On this shot I used a Gitzo Carbon Fiber tripod. It's a small one, It's called the Traveler. This is a great travel tripod, it weighs next to nothing and is easy to take on shoots. I brought along a lot of neutral density filters because I really had no idea how slow a shutter speed I would like and I decided to take all my filters since they are light and small.
I'll explain the shot more but first let me give you my set up info:
The image was created in 2013
Camera Nikon D800E
Lens 21mm Zeiss
Schneider ND filters
Exposure f22, 1.6 sec exposure
Anytime I've done speaking engagements, the first question is always about what I use and I thought I'd get that out of the way. if you have questions as to why I used certain equipment, go ahead and ask. Back to the important stuff.
If you plan on taking a shot like this, you are going to need a long exposure because that is how you get movement in the water. Long exposures with water create the soft, cottony look. Moving water when shot slowly is pretty and you can use it in many, many situations. There are 2 pieces of equipment you will need to take this type of shot. You'll need a steady camera platform (tripod is preferred) and neutral density filters. A tripod always you to set up and compose quickly. In a pinch, find anything steady and set you camera on it. Quick tip, always use your timer for slow shutter speeds and if you can lock your mirror up, do that as well to eliminate vibrations. The physical act up pushing the trigger can easily cause movement which is why I either use a built in timer or remote trigger to fire the camera when using slow shutter speeds. The other important equipment you will need is a Neutral density filter(s). You can buy a variable ND filter fairly inexpensively and it does a good job. A variable ND is sort of like a zoom lens in that it always you to rotate the filter and slow increase how much light is being absorbed by the filter. A variable ND is like having 5 ND filters in one. I have a variable ND filter in my bag at all times and I also have a set of very high end Schneider ND filters which I take when I know I will use ND. To take a picture like this one, that is all you need besides your basic camera set up.

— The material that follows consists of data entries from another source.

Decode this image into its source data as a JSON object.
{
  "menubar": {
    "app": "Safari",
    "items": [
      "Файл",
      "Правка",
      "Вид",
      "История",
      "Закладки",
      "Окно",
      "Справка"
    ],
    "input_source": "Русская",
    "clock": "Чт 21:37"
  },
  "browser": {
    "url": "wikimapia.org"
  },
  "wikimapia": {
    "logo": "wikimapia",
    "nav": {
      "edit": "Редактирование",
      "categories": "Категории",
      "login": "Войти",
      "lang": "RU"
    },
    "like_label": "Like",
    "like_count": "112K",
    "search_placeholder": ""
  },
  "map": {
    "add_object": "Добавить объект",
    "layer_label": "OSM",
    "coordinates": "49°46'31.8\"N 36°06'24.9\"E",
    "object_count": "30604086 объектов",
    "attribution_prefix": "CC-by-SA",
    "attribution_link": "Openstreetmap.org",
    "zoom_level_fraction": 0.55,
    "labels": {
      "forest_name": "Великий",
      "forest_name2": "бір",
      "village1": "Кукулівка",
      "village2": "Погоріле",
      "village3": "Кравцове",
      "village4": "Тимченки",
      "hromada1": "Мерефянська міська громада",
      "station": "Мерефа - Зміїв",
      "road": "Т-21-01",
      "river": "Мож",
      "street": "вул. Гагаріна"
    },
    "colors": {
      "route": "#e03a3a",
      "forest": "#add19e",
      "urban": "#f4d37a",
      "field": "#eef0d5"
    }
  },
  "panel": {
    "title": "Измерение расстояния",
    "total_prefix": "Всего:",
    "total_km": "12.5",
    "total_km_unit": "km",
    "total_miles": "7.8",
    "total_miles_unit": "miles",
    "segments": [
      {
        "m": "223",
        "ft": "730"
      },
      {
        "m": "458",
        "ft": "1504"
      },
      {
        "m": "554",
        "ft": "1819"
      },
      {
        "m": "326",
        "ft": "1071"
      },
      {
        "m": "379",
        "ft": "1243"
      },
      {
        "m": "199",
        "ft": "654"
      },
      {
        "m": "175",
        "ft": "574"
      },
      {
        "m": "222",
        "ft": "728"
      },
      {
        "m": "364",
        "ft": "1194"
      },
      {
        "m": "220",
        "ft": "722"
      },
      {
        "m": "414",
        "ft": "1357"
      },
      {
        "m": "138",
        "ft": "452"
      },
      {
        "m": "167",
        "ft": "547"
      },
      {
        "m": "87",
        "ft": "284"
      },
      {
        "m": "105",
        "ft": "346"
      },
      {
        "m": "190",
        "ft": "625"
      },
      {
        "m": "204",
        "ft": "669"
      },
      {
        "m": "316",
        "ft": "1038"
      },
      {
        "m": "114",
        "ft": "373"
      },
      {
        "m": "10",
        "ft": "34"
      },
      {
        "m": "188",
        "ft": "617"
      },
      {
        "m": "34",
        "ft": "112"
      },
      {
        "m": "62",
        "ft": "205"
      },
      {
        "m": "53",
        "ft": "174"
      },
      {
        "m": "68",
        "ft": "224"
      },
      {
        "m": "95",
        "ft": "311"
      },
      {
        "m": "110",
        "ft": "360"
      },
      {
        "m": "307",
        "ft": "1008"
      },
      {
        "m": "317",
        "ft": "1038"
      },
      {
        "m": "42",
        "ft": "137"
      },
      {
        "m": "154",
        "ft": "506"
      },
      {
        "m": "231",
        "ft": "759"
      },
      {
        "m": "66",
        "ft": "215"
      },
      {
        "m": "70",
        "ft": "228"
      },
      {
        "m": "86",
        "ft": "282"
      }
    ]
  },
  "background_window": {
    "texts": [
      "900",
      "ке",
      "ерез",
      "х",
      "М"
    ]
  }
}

Tips 3. Buy the absolutely best gear that you can afford. I use expensive gear, not the most expensive but the highest quality that I can afford. If you take care of your camera gear, it can last a life time. Just get the best you can afford and upgrade later. A cheap lens is cheap for a reason. You will never regret shooting with very good camera equipment.
To summarize how to get this shot. Pack your gear the night before. Clean all of your lenses and filters ahead of time. Think carefully about what you want to take. Consider how far you have to lug the gear and if you can leave some of it close enough that you can run to get it. Keep an open mind when shooting. Don’t be afraid to change your mind, look around. Don’t be too disappointed if you don’t get a great shot you can usually go back and try again on another day. Use a steady platform to shoot, use the camera timer or a remote trigger. Use a variety of slow shutter speeds until you find the one that works for you. Put your ISO down as low as you can on your camera. If you have a lot of ND filters, start with an ISO of 100 or 200 and see if you can get the shot. If not lower your ISO. Close your lens down to one or two f stops from completely closed. In most cases f16 would be an excellent choice.
Go out, take some pictures and have fun!
I am more than happy to answer questions about photography. You can write to me in English, Spanish or Portuguese. I will answer in English.